Cavendish: Hawaii’s Free-to-Play Golf Course

By Erik Matuszewski


(Photo by Erik Matuszewski)


At the end of a non-descript road in Lanai City, there’s a golf course unlike any other in the heaven-on-earth that is the Hawaiian Islands.

The tee boxes and fairways are a bit shaggy. Drainage can be a problem. Worm casings cover many of the greens, and deer hoofprints crisscross some bunkers. The only golf carts you’ll see are owned by locals. There are no ocean views, palm trees, or tee times, for that matter.

There’s also no green fees.

You read that right. The nine-hole Cavendish Golf Course is free to play—one of a select few in the U.S.—and one of the purest experiences you’ll have in golf.

The layout was built in 1947 by Edwin Cavendish to give Dole pineapple plantation workers something to do during their free time.

The course remains the pride of the local Lanai community, some of whom have had a vital role in its care and conditioning over the years. A group of locals is still responsible for cutting new hole positions every Saturday, but the course today is primarily kept up by a management company, Pulama, that billionaire Larry Ellison set up to oversee the island’s transformation. Ellison, the founder of Oracle, owns about 98% of Lanai, having purchased the 140-square-mile island in 2012 for $300 million.

Cavendish is delightfully rough-around-the-edges, weaving through tall Cook Pines in the middle of Lanai, where Lanai City is home to most of the island’s 3,200 residents.

(Photo by Erik Matuszewski)


When the local taxi dropped me off, only one other vehicle was in the parking lot—an old van with a similarly aging golf cart in tow. A dog sat patiently alongside the van, waiting for his owner and the start of their round. There’s no pro shop, per se, just an aging wooden clubhouse with faded paint that’s partially open on one side. Long metal tables and benches take up most of the interior, while newspaper clippings and plaques touting local achievements hang on the walls.

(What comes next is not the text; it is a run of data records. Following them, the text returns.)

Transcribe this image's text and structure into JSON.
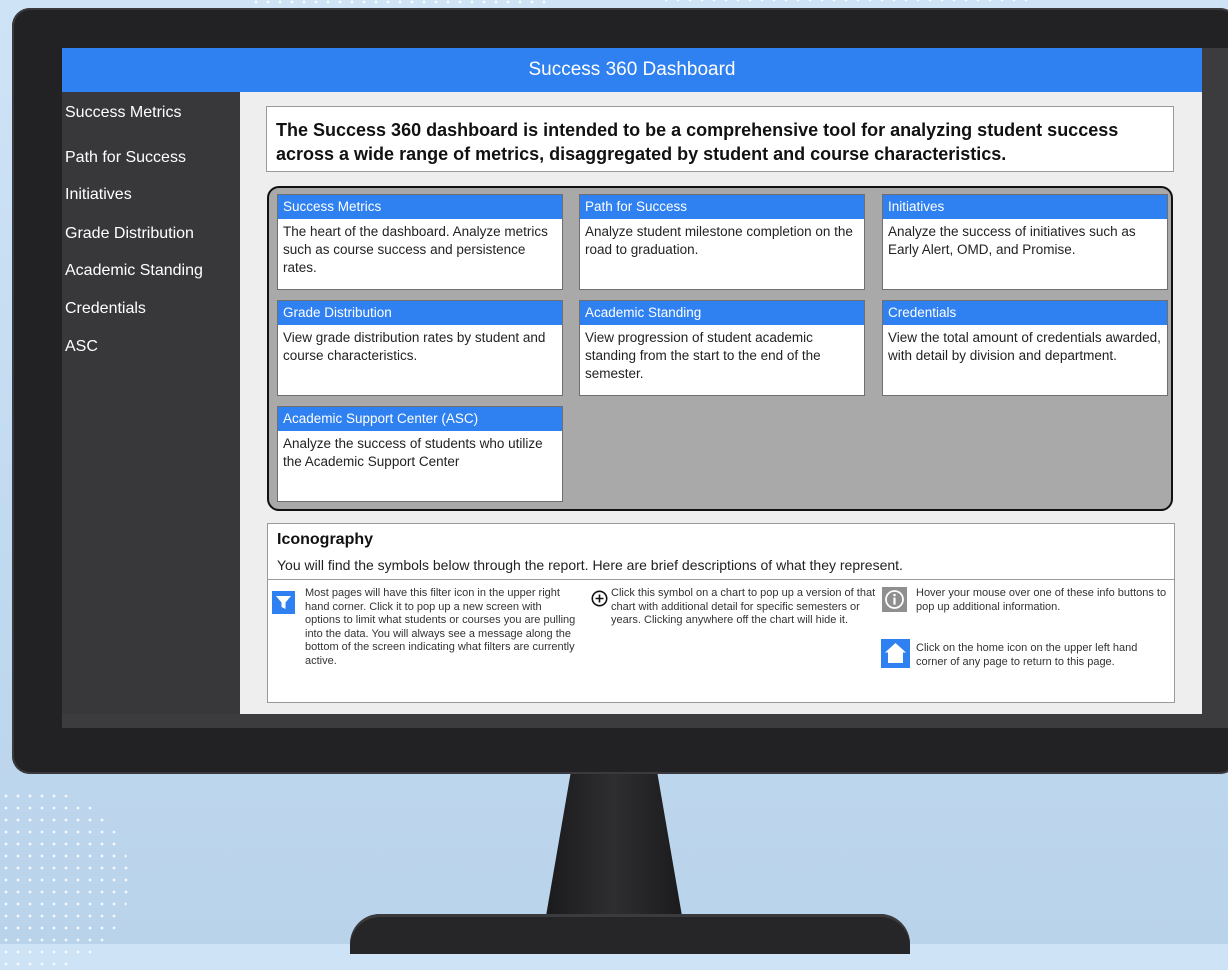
{
  "header": {
    "title": "Success 360 Dashboard"
  },
  "sidebar": {
    "items": [
      {
        "label": "Success Metrics"
      },
      {
        "label": "Path for Success"
      },
      {
        "label": "Initiatives"
      },
      {
        "label": "Grade Distribution"
      },
      {
        "label": "Academic Standing"
      },
      {
        "label": "Credentials"
      },
      {
        "label": "ASC"
      }
    ]
  },
  "intro": {
    "text": "The Success 360 dashboard is intended to be a comprehensive tool for analyzing student success across a wide range of metrics, disaggregated by student and course characteristics."
  },
  "tiles": [
    {
      "title": "Success Metrics",
      "description": "The heart of the dashboard.  Analyze metrics such as course success and persistence rates."
    },
    {
      "title": "Path for Success",
      "description": "Analyze student milestone completion on the road to graduation."
    },
    {
      "title": "Initiatives",
      "description": "Analyze the success of initiatives such as Early Alert, OMD, and Promise."
    },
    {
      "title": "Grade Distribution",
      "description": "View grade distribution rates by student and course characteristics."
    },
    {
      "title": "Academic Standing",
      "description": "View progression of student academic standing from the start to the end of the semester."
    },
    {
      "title": "Credentials",
      "description": "View the total amount of credentials awarded, with detail by division and department."
    },
    {
      "title": "Academic Support Center (ASC)",
      "description": "Analyze the success of students who utilize the Academic Support Center"
    }
  ],
  "iconography": {
    "heading": "Iconography",
    "subtitle": "You will find the symbols below through the report.  Here are brief descriptions of what they represent.",
    "filter_text": "Most pages will have this filter icon in the upper right hand corner.  Click it to pop up a new screen with options to limit what students or courses you are pulling into the data.  You will always see a message along the bottom of the screen indicating what filters are currently active.",
    "plus_text": "Click this symbol on a chart to pop up a version of that chart with additional detail for specific semesters or years.  Clicking anywhere off the chart will hide it.",
    "info_text": "Hover your mouse over one of these info buttons to pop up additional information.",
    "home_text": "Click on the home icon on the upper left hand corner of any page to return to this page."
  },
  "icons": {
    "filter": "filter-icon",
    "plus": "plus-circle-icon",
    "info": "info-icon",
    "home": "home-icon"
  },
  "colors": {
    "accent": "#2f80f0",
    "sidebar": "#38383b",
    "tile_container": "#a9a9a9"
  }
}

Golfers who visited Lanai in the past may have been blissfully unaware of Cavendish’s presence. It sits adjacent to a former Greg Norman design called the Experience at Koele, a course that was affiliated with the Four Seasons Lanai and is now closed. To get to the second tee box at Cavendish, you’ll first cross the sixth fairway. From there, a number of overgrown holes from the Koele course come into view across an access road directly behind the second tee.

Eighteen stone tee markers from Koele, some of them cracked, line the parking lot at Cavendish as tribute of sorts. The property’s former lodge is now home to a wellness retreat affiliated with the Four Seasons.

When I played Cavendish on a Saturday afternoon with three fellow golf writers, a number of locals hopped from hole-to-hole outside the set routing. By the fifth hole, an uphill par five that follows four straight par fours to start, we let a twosome play through. One of the men we’d seen in the parking lot earlier; he wore a t-shirt and jeans, while his dog, an enthusiastic young boxer named Diesel, ran alongside his weathered cart. His playing partner had a modern golf cart with a Hawaii license plate on it for road use, and clearly had driven to the course.

(Photo by Erik Matuszewski)


Nearby homes sit just across the street from the 8th green and 9th tee box, some of them less than a wedge shot away.

With five par fours, two par threes, and two par fives, Cavendish is about 3,000 yards in length. It also has two sets of tee boxes on each hole: blue tee markers for the front nine and the whites for the second nine. Several of the holes have raised greens, while the bunkers have a similar look and feel throughout: all slightly raised, with scruffy grass around the edges. The layout finishes with two challenging par-three holes among its final three, including the uphill 9th to a green just in front of the clubhouse.

I found myself smiling throughout our late-afternoon walk, reveling in the experience and the surroundings. We caught up with the two locals again in the parking lot after putting out on the 9th hole and they were excited to hear our thoughts about their hidden gem.

At the start of the round a part of me worried we were intruding on the locals’ layout, but that wasn’t the case at all. Another older local showed up as we were leaving and, before he teed off in flip flops, or “slippahs,” he too asked about our experience. Cavendish is a source of shared pride, and rightfully so. There truly isn’t another course like it in the world.

(Photo by Erik Matuszewski)